Central Road in Des Plaines, Illinois, normally whizzing with fast cars, was empty just after noon Saturday, save for the police cars blocking entry. There was only the sound of honking geese.
Then, soft clomps came from the east, steadily growing in volume and soon accentuated with neighing. Over the horizon, a cadre of horseback riders slinked toward its destination, some snapping photos on their phone and others proudly placing their arms akimbo.
That was the first sighting of at least 1,000 equestrians who rode through a Cook County Forest Preserve in Wheeling to pay homage to Our Lady of Guadalupe, or the Virgin Mary. Saturday marked the 10th kickoff of the tradition in which mostly Latino Catholics from across the tristate area and even the U.S. made the pilgrimage to Des Plaines to visit the Guadalupana’s shrine, the most visited monument of its kind in the United States.

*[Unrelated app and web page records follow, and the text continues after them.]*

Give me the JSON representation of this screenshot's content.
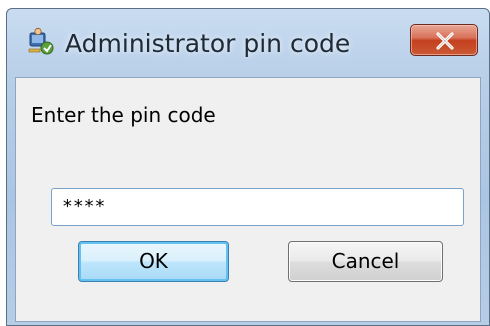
{
  "window": {
    "title": "Administrator pin code"
  },
  "dialog": {
    "prompt": "Enter the pin code",
    "pin_value": "****",
    "ok_label": "OK",
    "cancel_label": "Cancel"
  },
  "icons": {
    "app": "user-key-icon",
    "close": "close-icon"
  },
  "colors": {
    "close_button": "#c4401f",
    "ok_button_border": "#3c7fb1",
    "client_background": "#f0f0f0"
  }
}
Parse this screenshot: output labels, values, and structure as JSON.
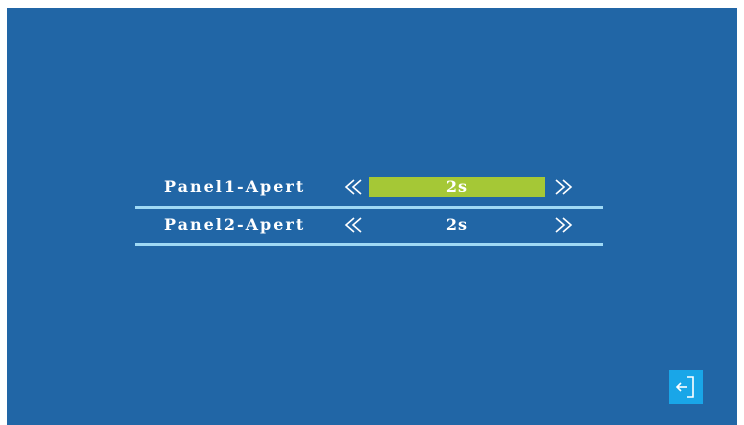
{
  "rows": [
    {
      "label": "Panel1-Apert",
      "value": "2s",
      "selected": true
    },
    {
      "label": "Panel2-Apert",
      "value": "2s",
      "selected": false
    }
  ],
  "icons": {
    "decrease": "double-chevron-left-icon",
    "increase": "double-chevron-right-icon",
    "exit": "exit-icon"
  },
  "colors": {
    "background": "#2166a6",
    "selected_value": "#a5c836",
    "divider": "#9fd9f5",
    "exit_button": "#19a6e8",
    "text": "#ffffff"
  }
}
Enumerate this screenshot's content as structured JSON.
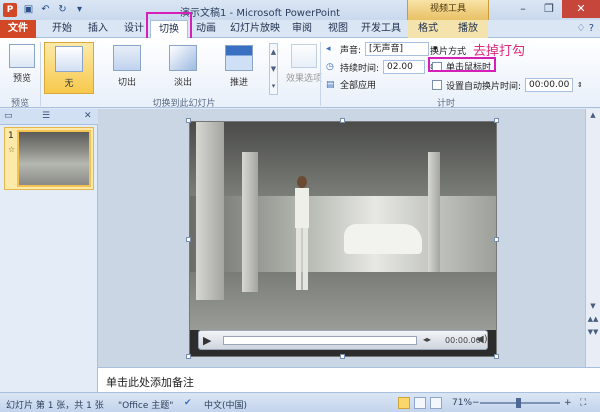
{
  "app": {
    "title": "演示文稿1 - Microsoft PowerPoint",
    "context_tool": "视频工具",
    "quick_access": [
      "save-icon",
      "undo-icon",
      "redo-icon",
      "customize-icon"
    ]
  },
  "window_controls": [
    "minimize-icon",
    "restore-icon",
    "close-icon"
  ],
  "tabs": {
    "file": "文件",
    "items": [
      "开始",
      "插入",
      "设计",
      "切换",
      "动画",
      "幻灯片放映",
      "审阅",
      "视图",
      "开发工具",
      "格式",
      "播放"
    ],
    "active": "切换"
  },
  "ribbon": {
    "preview": {
      "label": "预览",
      "group": "预览"
    },
    "transitions": {
      "items": [
        "无",
        "切出",
        "淡出",
        "推进"
      ],
      "selected": "无",
      "effect_options": "效果选项",
      "group": "切换到此幻灯片"
    },
    "timing": {
      "sound_label": "声音:",
      "sound_value": "[无声音]",
      "duration_label": "持续时间:",
      "duration_value": "02.00",
      "apply_all": "全部应用",
      "advance_label": "换片方式",
      "on_click_label": "单击鼠标时",
      "on_click_checked": false,
      "after_label": "设置自动换片时间:",
      "after_checked": false,
      "after_value": "00:00.00",
      "group": "计时"
    },
    "annotation": "去掉打勾"
  },
  "left_pane": {
    "slide_number": "1",
    "slide_marker": "☆"
  },
  "video": {
    "timecode": "00:00.00"
  },
  "notes": {
    "placeholder": "单击此处添加备注"
  },
  "status": {
    "slide_info": "幻灯片 第 1 张，共 1 张",
    "theme": "\"Office 主题\"",
    "language": "中文(中国)",
    "zoom": "71%"
  }
}
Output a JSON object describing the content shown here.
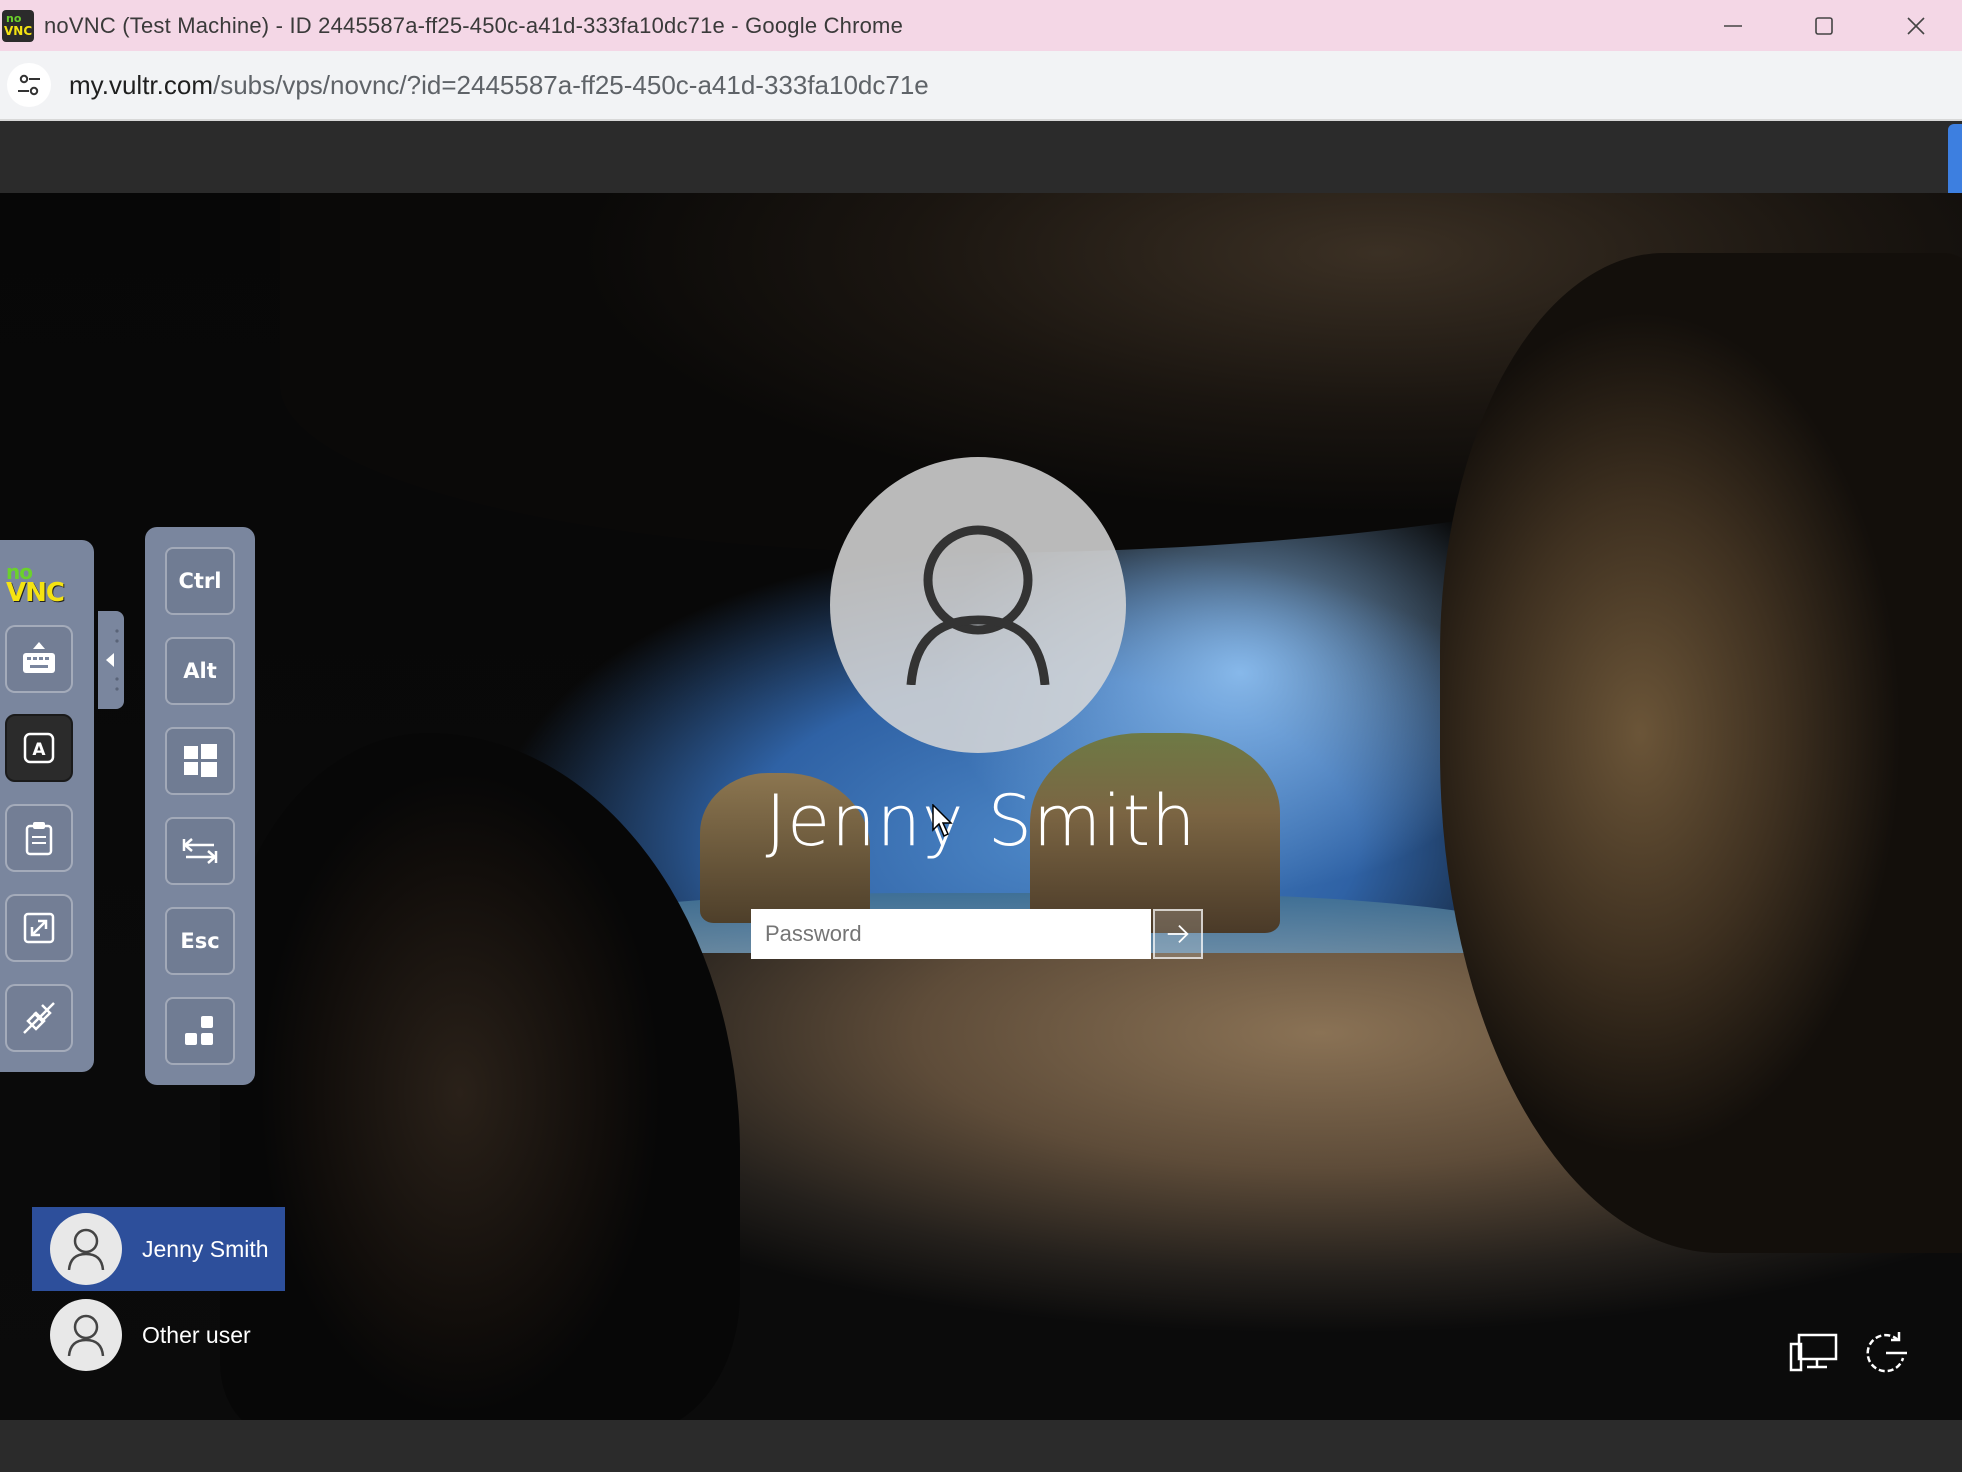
{
  "window": {
    "title": "noVNC (Test Machine) - ID 2445587a-ff25-450c-a41d-333fa10dc71e - Google Chrome",
    "favicon_top": "no",
    "favicon_bottom": "VNC"
  },
  "address_bar": {
    "host": "my.vultr.com",
    "path": "/subs/vps/novnc/?id=2445587a-ff25-450c-a41d-333fa10dc71e"
  },
  "novnc": {
    "logo_top": "no",
    "logo_bottom": "VNC",
    "control_bar": [
      {
        "icon": "keyboard-icon"
      },
      {
        "icon": "extra-keys-icon",
        "active": true
      },
      {
        "icon": "clipboard-icon"
      },
      {
        "icon": "fullscreen-icon"
      },
      {
        "icon": "disconnect-icon"
      }
    ],
    "extra_keys": {
      "ctrl": "Ctrl",
      "alt": "Alt",
      "windows": "windows-icon",
      "tab": "tab-icon",
      "esc": "Esc",
      "ctrl_alt_del": "ctrl-alt-del-icon"
    }
  },
  "login": {
    "user_name": "Jenny Smith",
    "password_placeholder": "Password",
    "submit_icon": "arrow-right-icon"
  },
  "users": [
    {
      "name": "Jenny Smith",
      "selected": true
    },
    {
      "name": "Other user",
      "selected": false
    }
  ],
  "bottom_right_icons": [
    "network-icon",
    "ease-of-access-icon"
  ],
  "colors": {
    "titlebar": "#f4d7e6",
    "selected_user": "#2d4f9b",
    "panel": "#7a869e"
  }
}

Many make the annual journey to the shrine to mirror the pilgrimages done in Mexico to fulfill a promise — a manda ― or give thanks to the Virgin Mary for blessings and protection. Others do it as a sacrifice as they pray for a specific need or concern.
Arturo Gante, 48, said he traveled from Lake Station, Indiana, for his first pilgrimage to the shrine. While fixing the equipment on his horse named Colorado, he spoke of excitement over paying respects as well as praying for his family and his job.
“We’re just here to celebrate,” Gante said while tending to Colorado. “I’m Catholic, so that’s part of the church.”
Jenni Ochoa, a freshman at Eastern Illinois University, traveled to the shrine as a volunteer, fixing up the roses and other arrangements around the shrine. The visit has special meaning to Ochoa, who was baptized at the shrine’s church, but also to her elders, she said.
“It’s great just seeing everybody out here practicing their faith,” Ochoa, who grew up in Round Lake Beach, said. “Most churches were closed through the pandemic. The majority of the older Hispanic community, I feel like their faith is stronger, so it brings joy to them to be here.”
Last year, the image of Our Lady of Guadalupe, the first replica of the sacred cloak with her image in Mexico’s basilica, was taken down and stored away to deter people from congregating for a special day known as the Feast of Our Lady of Guadalupe, which draws more than 200,000 devotees each December.
Before the journey began in the morning, Napoleon Abella Calzada, 16, watched as his father guided his horse to waltz back and forth on the grass. It was the boy’s first pilgrimage of this size, and he was in awe at the crowd that was prepared to join his father.